Trump's Victory Was Obvious from the Outset

That is why I was convinced of Trump's victory throughout. I wrote on Sept. 12, "Deplorably, Trump is Going to Win," and on Oct. 9 added, "Trump Will Win the National Battle for Legitimacy." The elitist contempt for the aspirations of most Americans reached a peak of arrogance that Americans were not willing to countenance. Donald Trump is not an ideal candidate; his life experience as the proprietor of a family-owned company allowed him to follow wherever his whim led him, and his self-indulgence frequently showed to his disadvantage. For most Americans, voting for Trump required careful consideration, weighing the man's much-discussed faults against the simple fact that he proposed to take risks and try new things in order to restore American greatness. He is more akin to Franklin Roosevelt, I believe, than any other of his predecessors. FDR got almost everything wrong until World War II hauled America out of the Great Depression, but he held the social fabric together by demonstrating to Americans that he was willing to take dramatic steps to correct an intolerable situation.

The #NeverTrumpers showed elitist contempt for the American people and betrayed the interests of the Republican Party as well as our country. Magnanimity is not the appropriate response to this kind of betrayal.
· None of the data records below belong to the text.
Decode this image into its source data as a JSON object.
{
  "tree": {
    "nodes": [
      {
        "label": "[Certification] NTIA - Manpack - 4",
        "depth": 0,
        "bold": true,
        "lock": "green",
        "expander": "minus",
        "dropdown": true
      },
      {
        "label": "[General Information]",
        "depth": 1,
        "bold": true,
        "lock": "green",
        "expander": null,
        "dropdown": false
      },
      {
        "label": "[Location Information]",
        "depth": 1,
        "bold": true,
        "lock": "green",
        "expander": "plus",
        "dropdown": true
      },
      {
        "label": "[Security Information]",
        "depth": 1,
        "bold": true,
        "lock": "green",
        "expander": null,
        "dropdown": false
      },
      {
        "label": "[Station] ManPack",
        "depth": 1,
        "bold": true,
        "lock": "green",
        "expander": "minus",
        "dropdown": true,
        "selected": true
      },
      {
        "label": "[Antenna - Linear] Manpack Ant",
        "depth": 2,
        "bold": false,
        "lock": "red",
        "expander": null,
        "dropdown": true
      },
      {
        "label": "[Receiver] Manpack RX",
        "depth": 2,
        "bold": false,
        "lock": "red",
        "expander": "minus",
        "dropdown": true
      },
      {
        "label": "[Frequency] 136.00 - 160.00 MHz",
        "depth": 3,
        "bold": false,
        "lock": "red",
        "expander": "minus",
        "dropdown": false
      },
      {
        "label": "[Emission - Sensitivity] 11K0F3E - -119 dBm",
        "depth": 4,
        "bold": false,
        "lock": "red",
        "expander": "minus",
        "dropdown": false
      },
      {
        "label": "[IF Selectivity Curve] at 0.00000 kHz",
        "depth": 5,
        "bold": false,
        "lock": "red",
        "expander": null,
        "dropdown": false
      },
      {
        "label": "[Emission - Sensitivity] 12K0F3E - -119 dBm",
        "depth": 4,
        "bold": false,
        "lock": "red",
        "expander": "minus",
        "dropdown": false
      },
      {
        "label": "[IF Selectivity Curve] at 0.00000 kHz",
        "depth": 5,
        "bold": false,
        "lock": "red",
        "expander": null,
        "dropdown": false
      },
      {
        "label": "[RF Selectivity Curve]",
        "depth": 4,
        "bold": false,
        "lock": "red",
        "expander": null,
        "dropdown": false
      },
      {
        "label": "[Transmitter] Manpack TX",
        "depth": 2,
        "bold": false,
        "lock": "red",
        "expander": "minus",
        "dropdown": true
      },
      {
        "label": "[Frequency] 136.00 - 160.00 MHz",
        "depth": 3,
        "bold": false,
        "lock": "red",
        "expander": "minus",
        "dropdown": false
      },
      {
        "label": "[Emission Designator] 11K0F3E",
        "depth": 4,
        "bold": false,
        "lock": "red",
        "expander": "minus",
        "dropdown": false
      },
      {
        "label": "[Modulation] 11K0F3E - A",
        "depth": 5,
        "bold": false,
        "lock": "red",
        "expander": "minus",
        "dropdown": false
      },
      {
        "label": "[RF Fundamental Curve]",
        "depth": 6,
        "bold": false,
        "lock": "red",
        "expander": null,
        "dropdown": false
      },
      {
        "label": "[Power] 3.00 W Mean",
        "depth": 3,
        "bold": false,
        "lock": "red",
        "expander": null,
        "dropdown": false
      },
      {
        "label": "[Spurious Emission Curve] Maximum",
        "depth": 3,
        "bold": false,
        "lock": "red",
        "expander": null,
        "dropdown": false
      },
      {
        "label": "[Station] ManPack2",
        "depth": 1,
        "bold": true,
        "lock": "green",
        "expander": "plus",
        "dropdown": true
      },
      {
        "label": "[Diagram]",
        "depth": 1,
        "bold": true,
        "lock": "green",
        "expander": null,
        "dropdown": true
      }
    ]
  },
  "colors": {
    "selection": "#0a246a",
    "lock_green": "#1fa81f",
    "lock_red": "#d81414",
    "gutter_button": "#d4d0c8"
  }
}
A new Republican intellectual core is forming around Claremont Review, the Journal of American Greatness and—with a word from our sponsors—publications like PJ Media. It is a time to be daring and innovative, to consider what policies will turn around the deterioration of the last dozen years, and to divest ourselves of the dead weight of failed ideologies. Hard work lies ahead of us. Let us devote ourselves to it without distraction.